_THE TASK_: Report back each line of the records that contains the string "number".

_EXTRACTED MATERIAL_:

━━━━━━━━━━━━━━━━

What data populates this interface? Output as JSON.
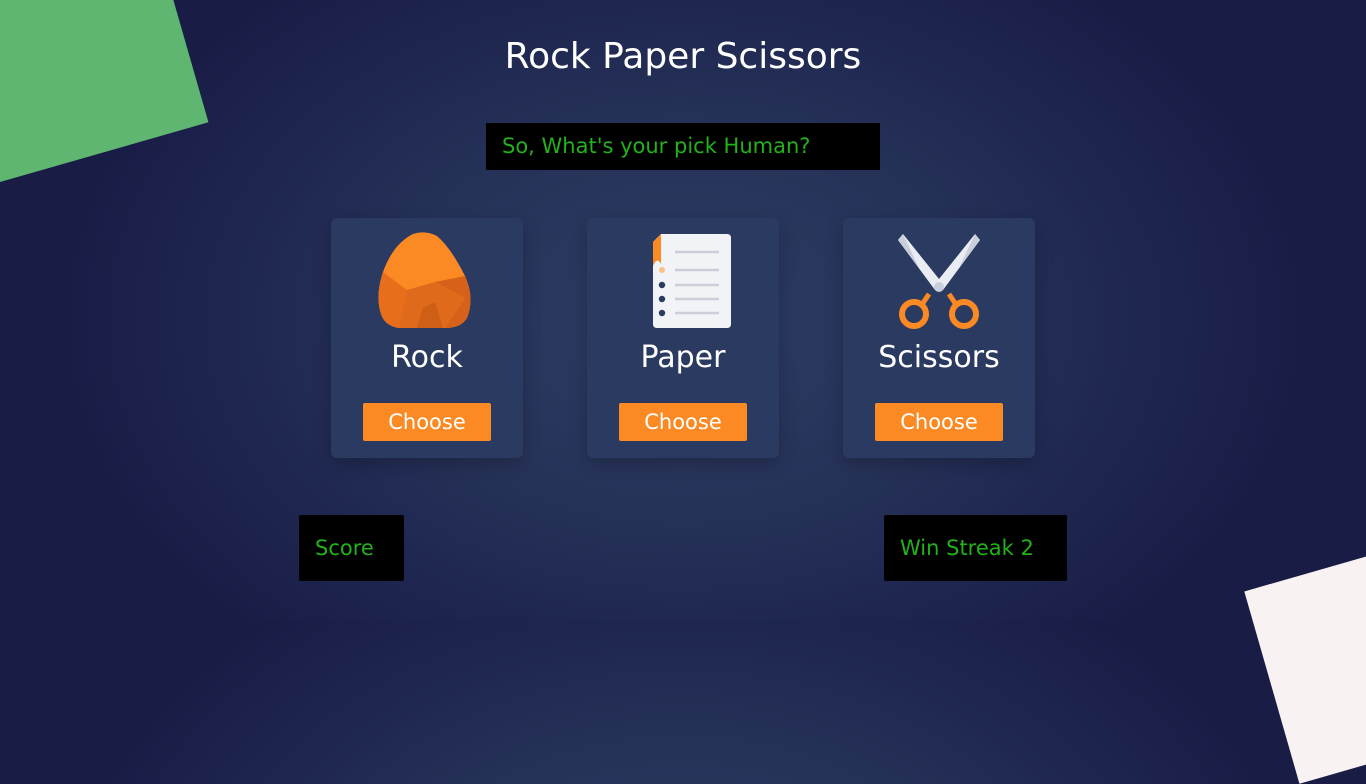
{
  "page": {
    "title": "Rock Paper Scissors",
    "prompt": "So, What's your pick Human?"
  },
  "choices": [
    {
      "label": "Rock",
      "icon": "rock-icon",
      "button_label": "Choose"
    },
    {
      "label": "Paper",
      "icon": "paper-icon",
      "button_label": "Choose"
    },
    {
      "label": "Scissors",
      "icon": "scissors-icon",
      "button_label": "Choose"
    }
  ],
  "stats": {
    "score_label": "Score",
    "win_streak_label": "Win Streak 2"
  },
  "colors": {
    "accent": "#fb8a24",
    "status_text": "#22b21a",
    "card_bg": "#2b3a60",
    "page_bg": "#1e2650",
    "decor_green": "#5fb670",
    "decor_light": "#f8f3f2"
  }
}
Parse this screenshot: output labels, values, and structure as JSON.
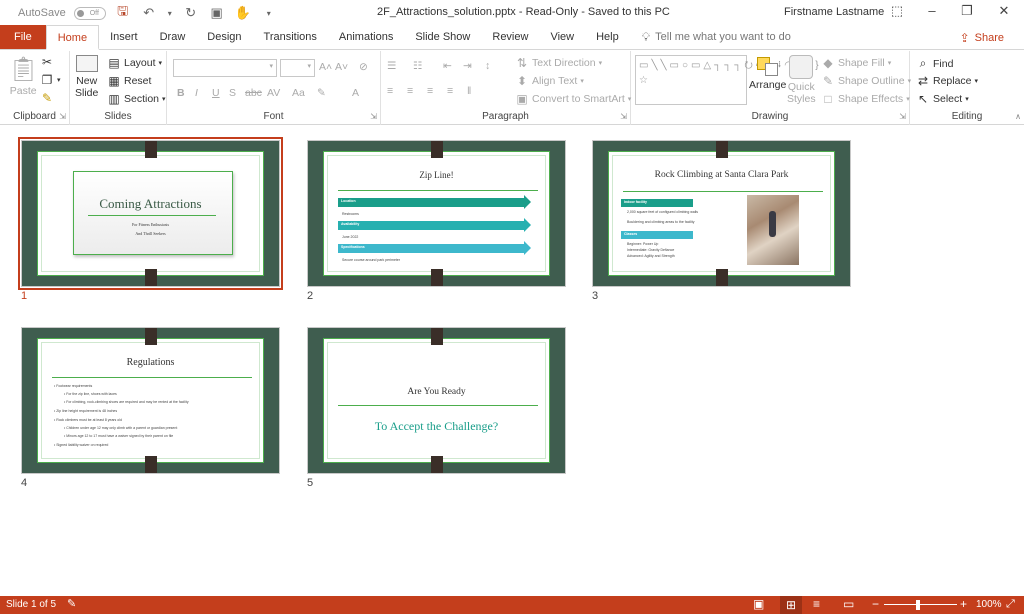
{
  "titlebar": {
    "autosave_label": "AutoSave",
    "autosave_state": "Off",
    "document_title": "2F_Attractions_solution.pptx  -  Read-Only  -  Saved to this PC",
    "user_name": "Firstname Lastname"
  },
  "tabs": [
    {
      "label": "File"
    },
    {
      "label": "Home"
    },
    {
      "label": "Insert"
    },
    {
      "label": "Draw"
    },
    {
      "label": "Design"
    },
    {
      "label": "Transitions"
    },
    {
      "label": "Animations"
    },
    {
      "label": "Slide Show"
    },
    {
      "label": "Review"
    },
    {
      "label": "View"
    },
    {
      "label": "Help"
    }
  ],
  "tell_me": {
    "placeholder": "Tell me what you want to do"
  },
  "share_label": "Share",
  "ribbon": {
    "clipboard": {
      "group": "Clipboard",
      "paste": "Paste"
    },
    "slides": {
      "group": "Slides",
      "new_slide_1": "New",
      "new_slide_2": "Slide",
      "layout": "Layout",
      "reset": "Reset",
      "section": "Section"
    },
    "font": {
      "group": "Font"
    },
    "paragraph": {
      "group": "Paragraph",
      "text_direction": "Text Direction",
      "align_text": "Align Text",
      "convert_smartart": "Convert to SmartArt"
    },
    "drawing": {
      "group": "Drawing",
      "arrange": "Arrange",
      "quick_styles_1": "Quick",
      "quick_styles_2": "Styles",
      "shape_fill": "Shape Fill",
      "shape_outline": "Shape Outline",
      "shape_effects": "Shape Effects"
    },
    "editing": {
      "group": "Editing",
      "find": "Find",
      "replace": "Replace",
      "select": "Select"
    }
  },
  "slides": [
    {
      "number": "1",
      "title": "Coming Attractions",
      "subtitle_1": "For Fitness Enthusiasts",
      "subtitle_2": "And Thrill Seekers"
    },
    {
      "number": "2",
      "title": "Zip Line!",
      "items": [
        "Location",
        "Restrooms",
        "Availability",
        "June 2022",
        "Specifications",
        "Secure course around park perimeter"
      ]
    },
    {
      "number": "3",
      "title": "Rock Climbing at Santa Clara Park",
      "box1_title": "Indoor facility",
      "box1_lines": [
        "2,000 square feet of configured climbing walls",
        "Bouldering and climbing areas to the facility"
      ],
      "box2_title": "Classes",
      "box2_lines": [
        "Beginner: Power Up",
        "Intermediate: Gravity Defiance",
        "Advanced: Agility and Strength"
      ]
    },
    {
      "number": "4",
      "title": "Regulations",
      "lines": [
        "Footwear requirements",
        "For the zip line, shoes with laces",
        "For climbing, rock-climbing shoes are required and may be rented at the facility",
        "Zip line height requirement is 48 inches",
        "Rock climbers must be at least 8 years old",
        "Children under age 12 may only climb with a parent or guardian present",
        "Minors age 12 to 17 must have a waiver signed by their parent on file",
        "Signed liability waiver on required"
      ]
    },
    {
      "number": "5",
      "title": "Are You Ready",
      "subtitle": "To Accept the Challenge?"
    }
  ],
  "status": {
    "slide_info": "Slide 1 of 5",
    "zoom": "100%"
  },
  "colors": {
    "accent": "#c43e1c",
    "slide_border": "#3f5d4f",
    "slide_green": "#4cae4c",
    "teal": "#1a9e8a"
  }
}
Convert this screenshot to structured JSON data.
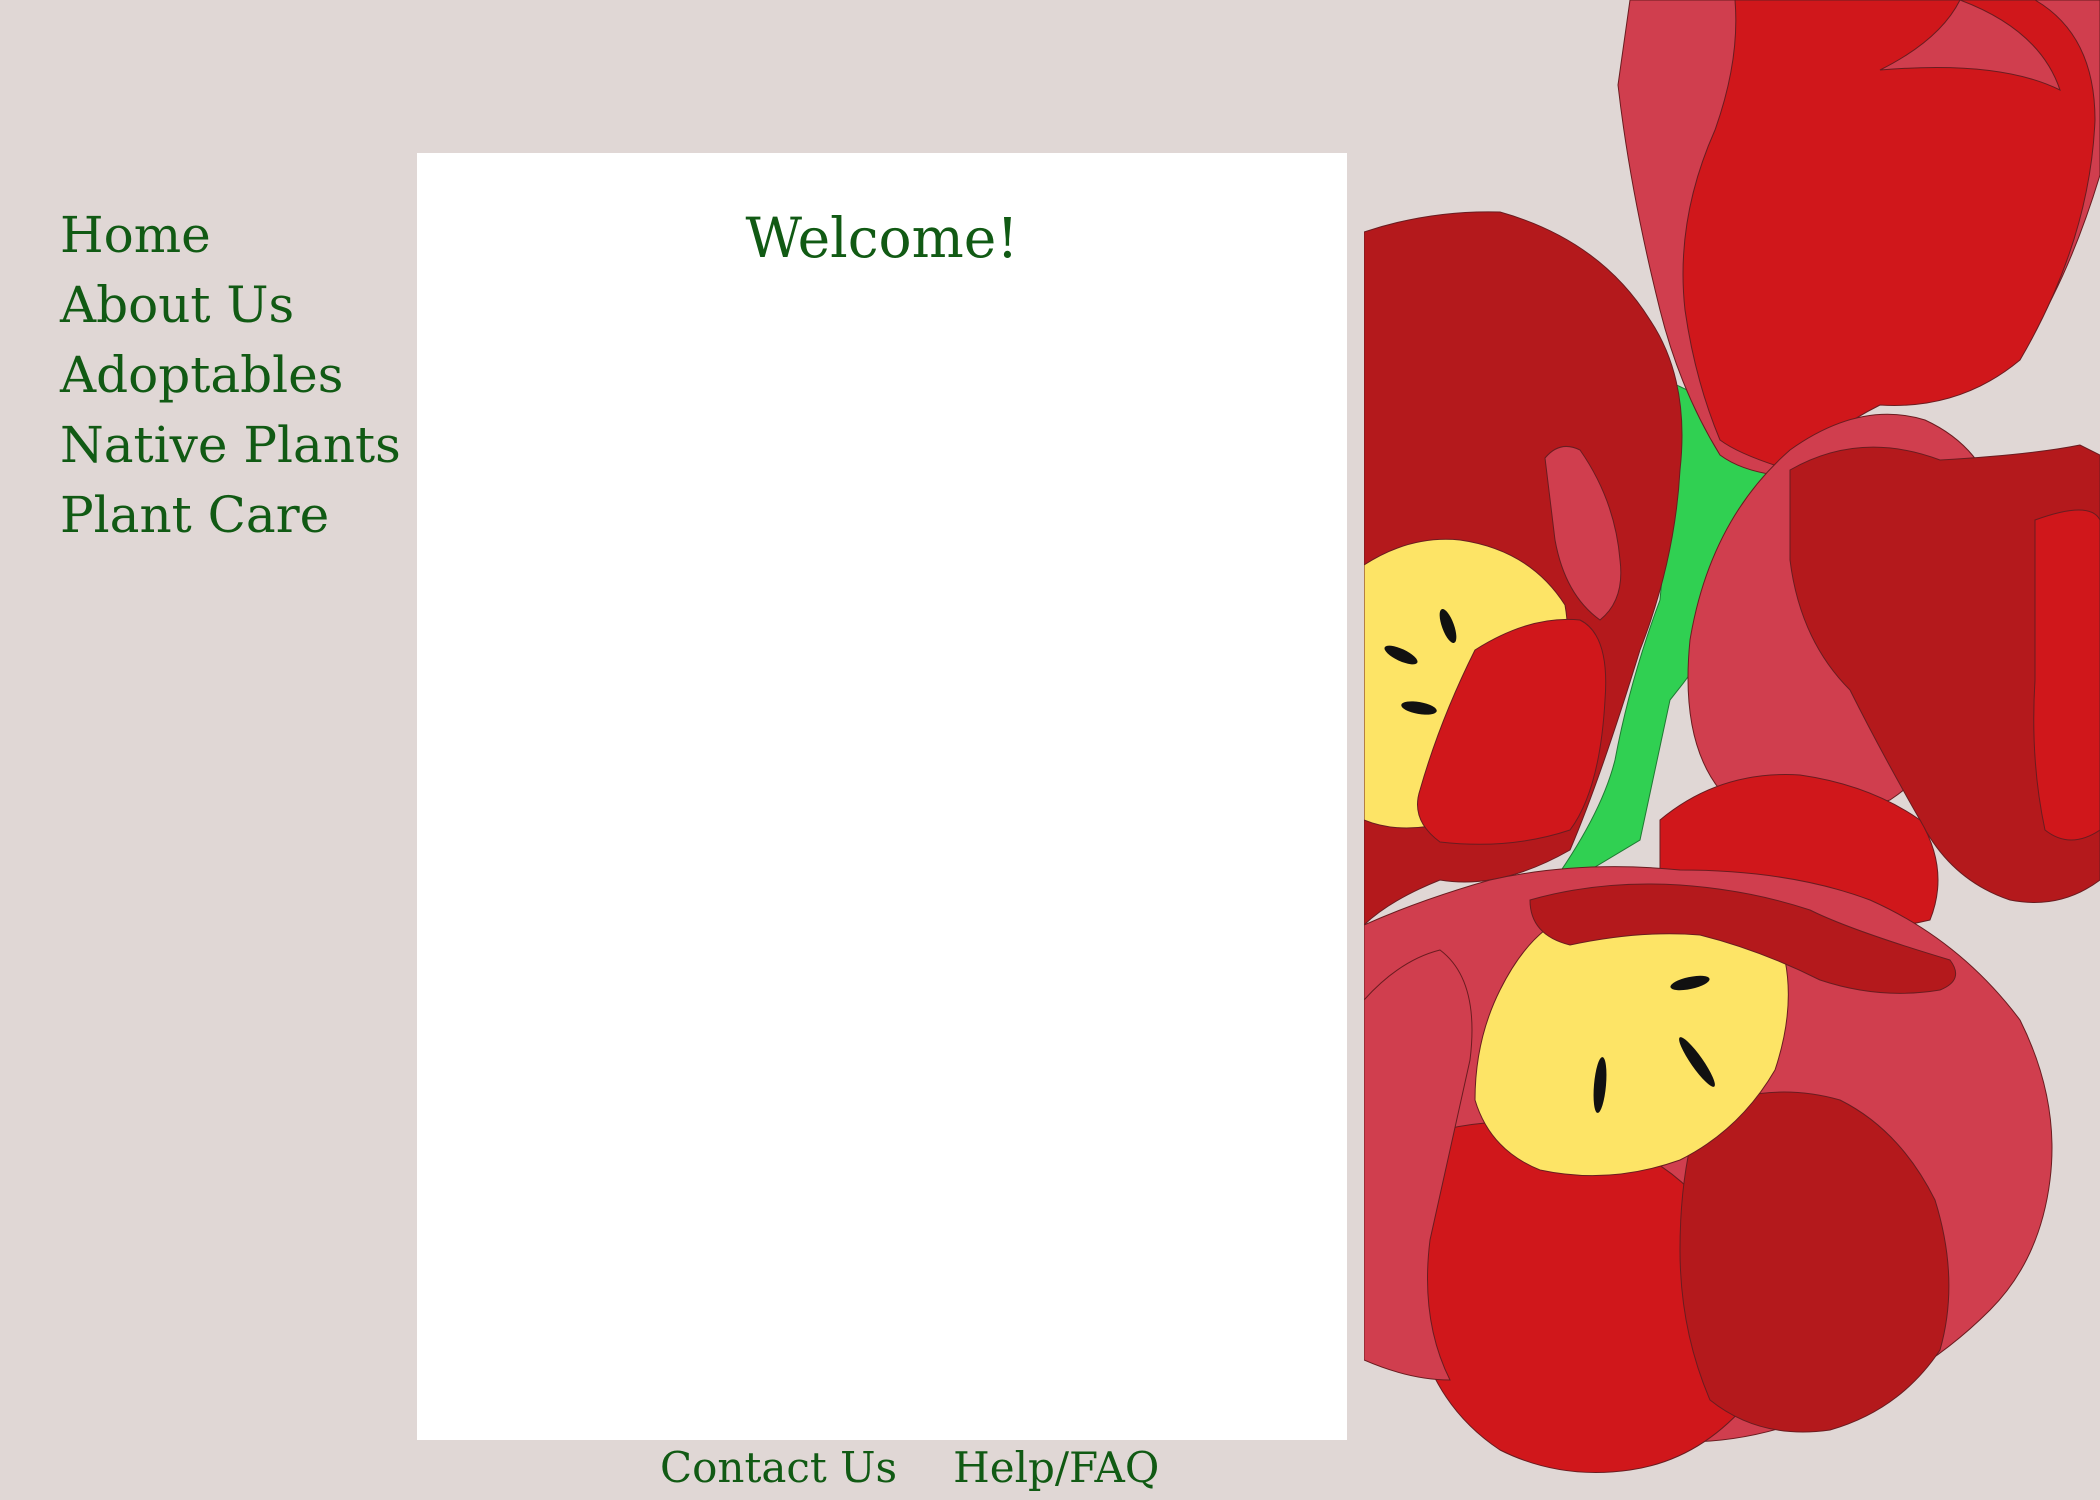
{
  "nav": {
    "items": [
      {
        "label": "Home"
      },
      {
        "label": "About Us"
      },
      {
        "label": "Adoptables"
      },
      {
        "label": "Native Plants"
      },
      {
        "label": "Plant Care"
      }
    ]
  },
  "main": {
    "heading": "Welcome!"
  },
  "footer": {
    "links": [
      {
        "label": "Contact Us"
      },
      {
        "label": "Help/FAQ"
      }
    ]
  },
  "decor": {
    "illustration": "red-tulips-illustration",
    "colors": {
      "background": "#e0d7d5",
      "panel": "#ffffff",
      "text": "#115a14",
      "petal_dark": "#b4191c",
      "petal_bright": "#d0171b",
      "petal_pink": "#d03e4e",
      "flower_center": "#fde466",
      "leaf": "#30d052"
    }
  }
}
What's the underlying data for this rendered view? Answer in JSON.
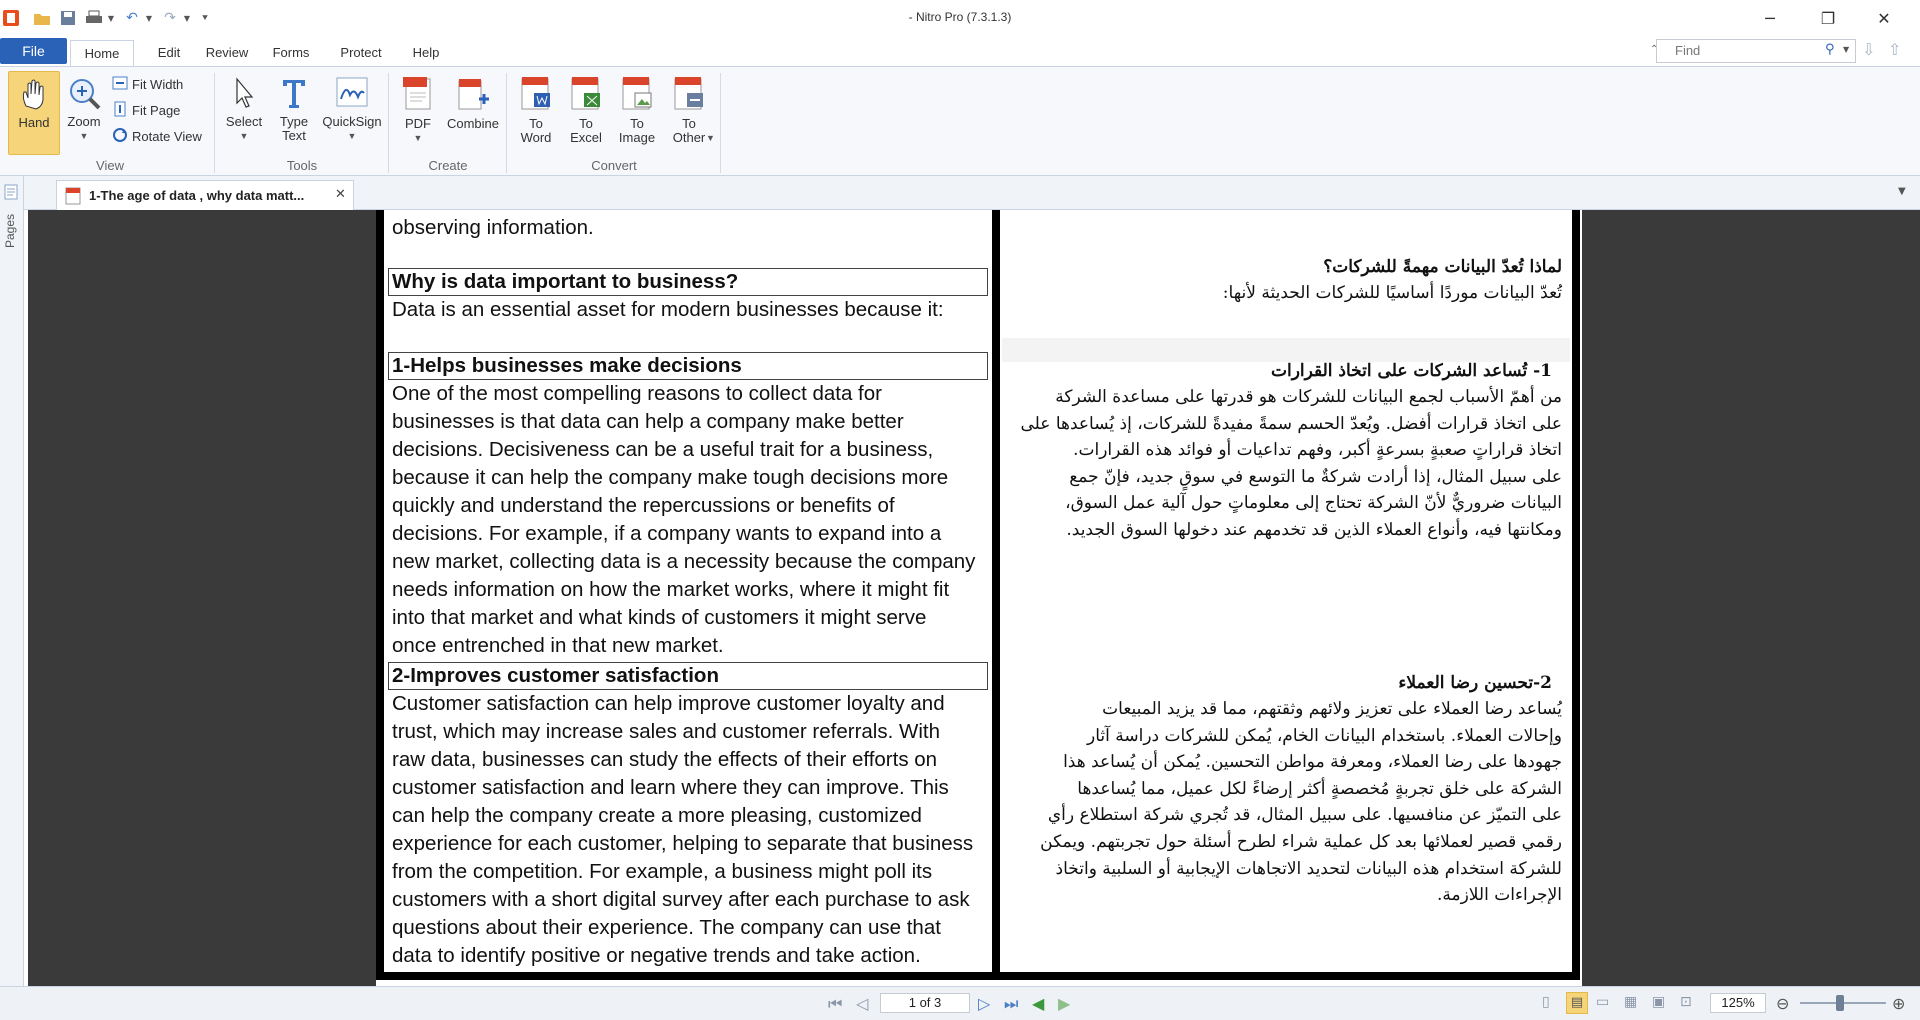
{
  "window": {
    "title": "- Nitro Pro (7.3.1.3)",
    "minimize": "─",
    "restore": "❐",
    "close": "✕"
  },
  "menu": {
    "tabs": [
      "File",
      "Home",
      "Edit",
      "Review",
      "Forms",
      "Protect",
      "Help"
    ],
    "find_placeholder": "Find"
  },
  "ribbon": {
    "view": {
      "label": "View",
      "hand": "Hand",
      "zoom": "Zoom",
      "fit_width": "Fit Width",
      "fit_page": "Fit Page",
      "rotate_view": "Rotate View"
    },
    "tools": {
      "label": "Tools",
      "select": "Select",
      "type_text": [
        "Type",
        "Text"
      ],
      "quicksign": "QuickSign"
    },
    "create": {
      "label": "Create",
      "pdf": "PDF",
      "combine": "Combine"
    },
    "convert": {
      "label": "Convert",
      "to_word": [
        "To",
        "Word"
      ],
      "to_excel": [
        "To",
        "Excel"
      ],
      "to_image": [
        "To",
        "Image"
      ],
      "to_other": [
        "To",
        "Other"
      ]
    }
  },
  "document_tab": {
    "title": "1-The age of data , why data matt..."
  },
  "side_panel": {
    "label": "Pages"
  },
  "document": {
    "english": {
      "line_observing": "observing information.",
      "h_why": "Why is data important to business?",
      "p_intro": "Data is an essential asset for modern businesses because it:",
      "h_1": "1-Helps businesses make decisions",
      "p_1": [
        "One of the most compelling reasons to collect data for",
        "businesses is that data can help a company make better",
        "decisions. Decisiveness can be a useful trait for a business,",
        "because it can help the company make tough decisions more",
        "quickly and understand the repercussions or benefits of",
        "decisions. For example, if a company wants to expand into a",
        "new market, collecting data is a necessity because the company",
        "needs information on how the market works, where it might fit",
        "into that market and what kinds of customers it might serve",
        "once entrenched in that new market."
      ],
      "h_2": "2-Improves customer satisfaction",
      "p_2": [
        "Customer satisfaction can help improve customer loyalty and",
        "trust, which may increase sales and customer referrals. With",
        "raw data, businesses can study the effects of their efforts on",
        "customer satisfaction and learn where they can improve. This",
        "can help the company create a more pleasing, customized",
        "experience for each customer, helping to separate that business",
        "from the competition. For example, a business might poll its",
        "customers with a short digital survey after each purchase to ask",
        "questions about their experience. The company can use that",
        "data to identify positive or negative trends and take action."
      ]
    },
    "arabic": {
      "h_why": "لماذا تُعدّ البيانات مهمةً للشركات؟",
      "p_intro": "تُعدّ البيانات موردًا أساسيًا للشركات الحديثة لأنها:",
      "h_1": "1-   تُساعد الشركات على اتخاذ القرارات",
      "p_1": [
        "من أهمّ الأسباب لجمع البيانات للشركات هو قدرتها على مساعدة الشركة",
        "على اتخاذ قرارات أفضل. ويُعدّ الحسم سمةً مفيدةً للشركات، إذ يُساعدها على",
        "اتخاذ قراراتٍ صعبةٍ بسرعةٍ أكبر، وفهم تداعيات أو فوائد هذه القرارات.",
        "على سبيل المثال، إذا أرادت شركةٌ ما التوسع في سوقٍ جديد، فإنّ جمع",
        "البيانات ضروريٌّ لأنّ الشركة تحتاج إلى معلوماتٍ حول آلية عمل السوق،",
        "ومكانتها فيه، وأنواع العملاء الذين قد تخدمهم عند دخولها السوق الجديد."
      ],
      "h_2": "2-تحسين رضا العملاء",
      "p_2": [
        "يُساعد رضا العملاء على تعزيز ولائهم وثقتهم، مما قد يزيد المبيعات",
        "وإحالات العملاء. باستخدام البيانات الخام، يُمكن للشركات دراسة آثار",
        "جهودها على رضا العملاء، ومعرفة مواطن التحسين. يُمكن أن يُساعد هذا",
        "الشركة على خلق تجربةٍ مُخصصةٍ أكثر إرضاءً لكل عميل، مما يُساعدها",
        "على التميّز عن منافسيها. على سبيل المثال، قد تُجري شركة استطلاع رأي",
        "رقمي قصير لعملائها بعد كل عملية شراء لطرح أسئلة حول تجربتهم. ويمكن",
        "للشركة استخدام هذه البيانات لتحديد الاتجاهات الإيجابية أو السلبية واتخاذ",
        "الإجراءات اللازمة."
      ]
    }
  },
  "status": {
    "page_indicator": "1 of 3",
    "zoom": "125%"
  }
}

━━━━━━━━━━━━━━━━

_OUTPUT FOR THIS EXERCISE_:
      "number": "1",
      "number": "2",
      "number": "3",
      "number": "4",
      "number": "5",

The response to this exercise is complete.